# Exercise aim
Every line in the data below that has the word "images" should be returned.

# Given records
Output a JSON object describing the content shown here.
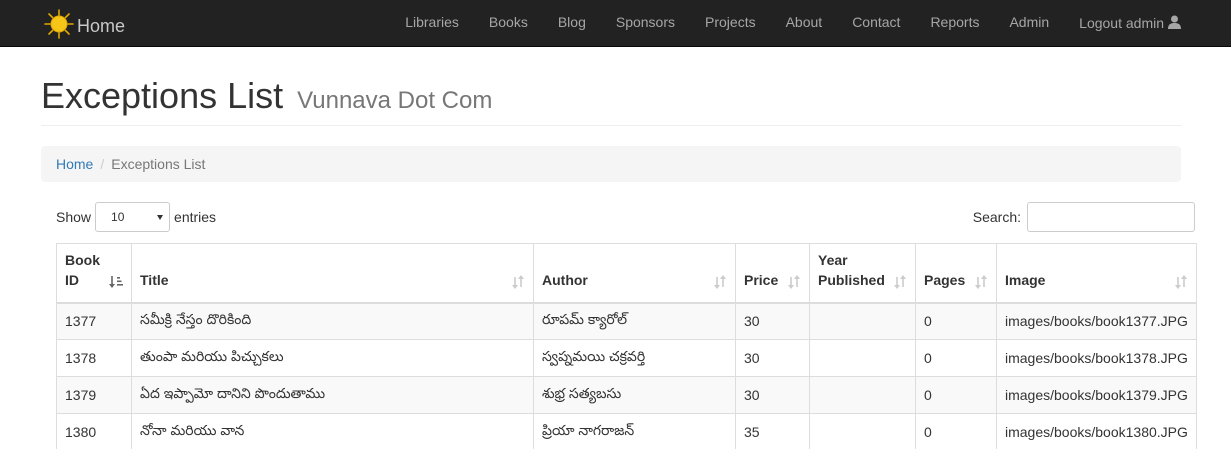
{
  "navbar": {
    "brand_label": "Home",
    "items": [
      "Libraries",
      "Books",
      "Blog",
      "Sponsors",
      "Projects",
      "About",
      "Contact",
      "Reports",
      "Admin",
      "Logout admin"
    ]
  },
  "header": {
    "title": "Exceptions List",
    "subtitle": "Vunnava Dot Com"
  },
  "breadcrumb": {
    "home": "Home",
    "separator": "/",
    "current": "Exceptions List"
  },
  "length_control": {
    "prefix": "Show",
    "value": "10",
    "suffix": "entries"
  },
  "search": {
    "label": "Search:",
    "value": ""
  },
  "table": {
    "columns": [
      {
        "line1": "Book",
        "line2": "ID"
      },
      {
        "line1": "",
        "line2": "Title"
      },
      {
        "line1": "",
        "line2": "Author"
      },
      {
        "line1": "",
        "line2": "Price"
      },
      {
        "line1": "Year",
        "line2": "Published"
      },
      {
        "line1": "",
        "line2": "Pages"
      },
      {
        "line1": "",
        "line2": "Image"
      }
    ],
    "rows": [
      [
        "1377",
        "సమీక్రి నేస్తం దొరికింది",
        "రూపమ్ క్యారోల్",
        "30",
        "",
        "0",
        "images/books/book1377.JPG"
      ],
      [
        "1378",
        "తుంపా మరియు పిచ్చుకలు",
        "స్వప్నమయి చక్రవర్తి",
        "30",
        "",
        "0",
        "images/books/book1378.JPG"
      ],
      [
        "1379",
        "ఏద ఇప్పామో దానిని పొందుతాము",
        "శుభ్ర సత్యబసు",
        "30",
        "",
        "0",
        "images/books/book1379.JPG"
      ],
      [
        "1380",
        "నోనా మరియు వాన",
        "ప్రియా నాగరాజన్",
        "35",
        "",
        "0",
        "images/books/book1380.JPG"
      ]
    ]
  },
  "colors": {
    "navbar_bg": "#222222",
    "link": "#337ab7",
    "sun": "#f5c518"
  }
}
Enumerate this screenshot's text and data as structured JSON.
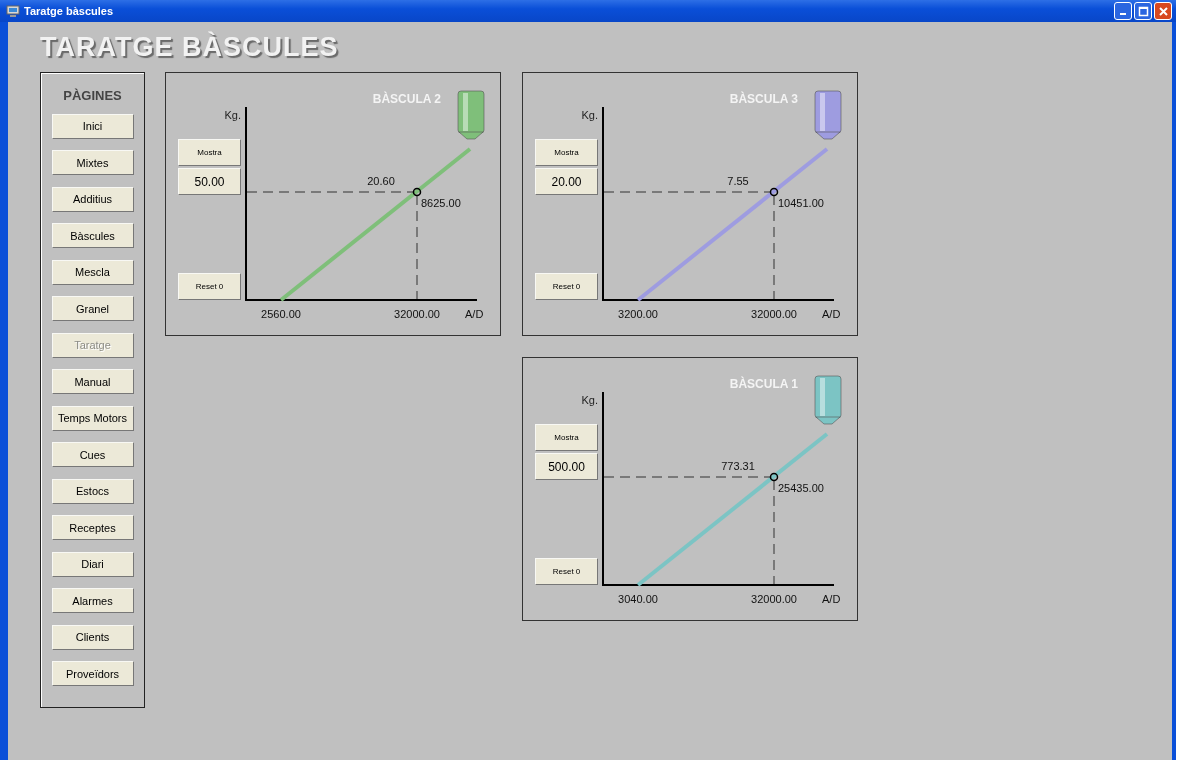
{
  "window": {
    "title": "Taratge bàscules"
  },
  "heading": "TARATGE BÀSCULES",
  "sidebar": {
    "title": "PÀGINES",
    "items": [
      {
        "label": "Inici",
        "selected": false
      },
      {
        "label": "Mixtes",
        "selected": false
      },
      {
        "label": "Additius",
        "selected": false
      },
      {
        "label": "Bàscules",
        "selected": false
      },
      {
        "label": "Mescla",
        "selected": false
      },
      {
        "label": "Granel",
        "selected": false
      },
      {
        "label": "Taratge",
        "selected": true
      },
      {
        "label": "Manual",
        "selected": false
      },
      {
        "label": "Temps Motors",
        "selected": false
      },
      {
        "label": "Cues",
        "selected": false
      },
      {
        "label": "Estocs",
        "selected": false
      },
      {
        "label": "Receptes",
        "selected": false
      },
      {
        "label": "Diari",
        "selected": false
      },
      {
        "label": "Alarmes",
        "selected": false
      },
      {
        "label": "Clients",
        "selected": false
      },
      {
        "label": "Proveïdors",
        "selected": false
      }
    ]
  },
  "scales": [
    {
      "title": "BÀSCULA 2",
      "color": "#7fbf7a",
      "y_unit": "Kg.",
      "sample_button": "Mostra",
      "sample_value": "50.00",
      "reset_button": "Reset 0",
      "point_value": "20.60",
      "point_ad": "8625.00",
      "x_start": "2560.00",
      "x_end": "32000.00",
      "x_unit": "A/D"
    },
    {
      "title": "BÀSCULA 3",
      "color": "#9e9ce0",
      "y_unit": "Kg.",
      "sample_button": "Mostra",
      "sample_value": "20.00",
      "reset_button": "Reset 0",
      "point_value": "7.55",
      "point_ad": "10451.00",
      "x_start": "3200.00",
      "x_end": "32000.00",
      "x_unit": "A/D"
    },
    {
      "title": "BÀSCULA 1",
      "color": "#7cc4c4",
      "y_unit": "Kg.",
      "sample_button": "Mostra",
      "sample_value": "500.00",
      "reset_button": "Reset 0",
      "point_value": "773.31",
      "point_ad": "25435.00",
      "x_start": "3040.00",
      "x_end": "32000.00",
      "x_unit": "A/D"
    }
  ]
}
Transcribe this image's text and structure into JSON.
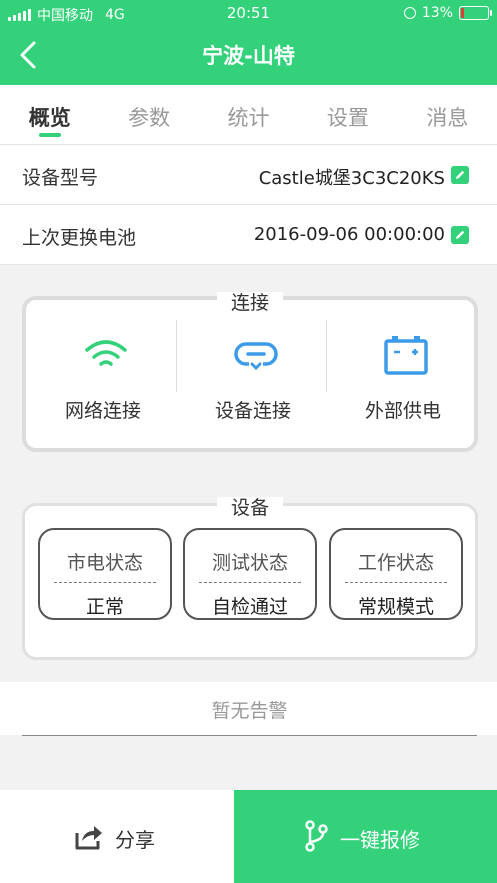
{
  "status_bar": {
    "carrier": "中国移动",
    "network": "4G",
    "time": "20:51",
    "battery": "13%",
    "battery_level": 0.13
  },
  "header": {
    "title": "宁波-山特"
  },
  "tabs": [
    {
      "label": "概览",
      "active": true
    },
    {
      "label": "参数"
    },
    {
      "label": "统计"
    },
    {
      "label": "设置"
    },
    {
      "label": "消息"
    }
  ],
  "info": {
    "model_label": "设备型号",
    "model_value": "Castle城堡3C3C20KS",
    "battery_label": "上次更换电池",
    "battery_value": "2016-09-06 00:00:00"
  },
  "connection": {
    "title": "连接",
    "items": [
      {
        "label": "网络连接",
        "icon": "wifi-icon"
      },
      {
        "label": "设备连接",
        "icon": "link-icon"
      },
      {
        "label": "外部供电",
        "icon": "battery-icon"
      }
    ]
  },
  "device": {
    "title": "设备",
    "items": [
      {
        "title": "市电状态",
        "value": "正常"
      },
      {
        "title": "测试状态",
        "value": "自检通过"
      },
      {
        "title": "工作状态",
        "value": "常规模式"
      }
    ]
  },
  "alarm": {
    "text": "暂无告警"
  },
  "actions": {
    "share": "分享",
    "repair": "一键报修"
  },
  "colors": {
    "brand": "#33d17a",
    "blue": "#3b9be8",
    "battery_low": "#e53935"
  }
}
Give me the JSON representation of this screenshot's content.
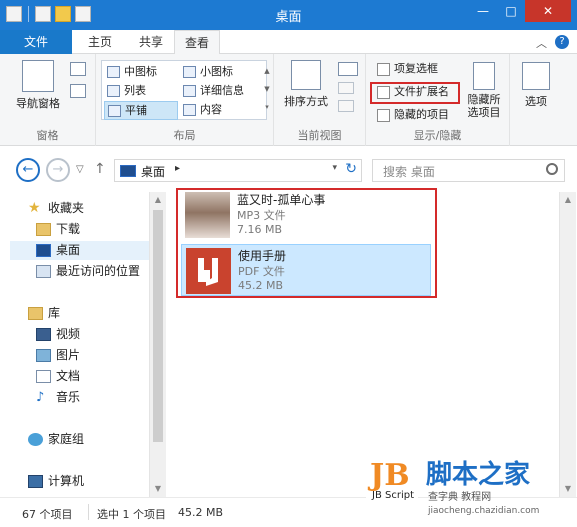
{
  "window": {
    "title": "桌面",
    "controls": {
      "minimize": "—",
      "maximize": "□",
      "close": "✕"
    }
  },
  "ribbon_tabs": [
    {
      "label": "文件"
    },
    {
      "label": "主页"
    },
    {
      "label": "共享"
    },
    {
      "label": "查看"
    }
  ],
  "ribbon": {
    "panes": {
      "nav_pane_label": "导航窗格",
      "group_label": "窗格"
    },
    "layout": {
      "options": [
        "中图标",
        "小图标",
        "列表",
        "详细信息",
        "平铺",
        "内容"
      ],
      "selected": "平铺",
      "group_label": "布局"
    },
    "current_view": {
      "sort_label": "排序方式",
      "group_label": "当前视图"
    },
    "show_hide": {
      "checkboxes": [
        {
          "label": "项复选框",
          "checked": false
        },
        {
          "label": "文件扩展名",
          "checked": false
        },
        {
          "label": "隐藏的项目",
          "checked": false
        }
      ],
      "hide_selected_label": "隐藏所选项目",
      "group_label": "显示/隐藏"
    },
    "options_label": "选项"
  },
  "address": {
    "location": "桌面",
    "search_placeholder": "搜索 桌面"
  },
  "nav_pane": {
    "items": [
      {
        "label": "收藏夹",
        "icon": "star-icon"
      },
      {
        "label": "下载",
        "icon": "download-folder-icon"
      },
      {
        "label": "桌面",
        "icon": "desktop-icon",
        "selected": true
      },
      {
        "label": "最近访问的位置",
        "icon": "recent-places-icon"
      },
      {
        "label": "库",
        "icon": "library-icon"
      },
      {
        "label": "视频",
        "icon": "video-icon"
      },
      {
        "label": "图片",
        "icon": "pictures-icon"
      },
      {
        "label": "文档",
        "icon": "documents-icon"
      },
      {
        "label": "音乐",
        "icon": "music-icon"
      },
      {
        "label": "家庭组",
        "icon": "homegroup-icon"
      },
      {
        "label": "计算机",
        "icon": "computer-icon"
      }
    ]
  },
  "files": [
    {
      "name": "蓝又时-孤单心事",
      "type": "MP3 文件",
      "size": "7.16 MB",
      "selected": false
    },
    {
      "name": "使用手册",
      "type": "PDF 文件",
      "size": "45.2 MB",
      "selected": true
    }
  ],
  "status": {
    "count": "67 个项目",
    "selection": "选中 1 个项目",
    "size": "45.2 MB"
  },
  "watermark": {
    "logo": "JB Script",
    "site": "脚本之家",
    "url": "jiaocheng.chazidian.com",
    "brand": "查字典 教程网"
  },
  "colors": {
    "titlebar": "#1d7ad2",
    "file_tab": "#1979ca",
    "highlight_box": "#d42a2a",
    "selected_item": "#cce8ff"
  }
}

# Output
        "images/books/book1377.JPG"
        "images/books/book1378.JPG"
        "images/books/book1379.JPG"
        "images/books/book1380.JPG"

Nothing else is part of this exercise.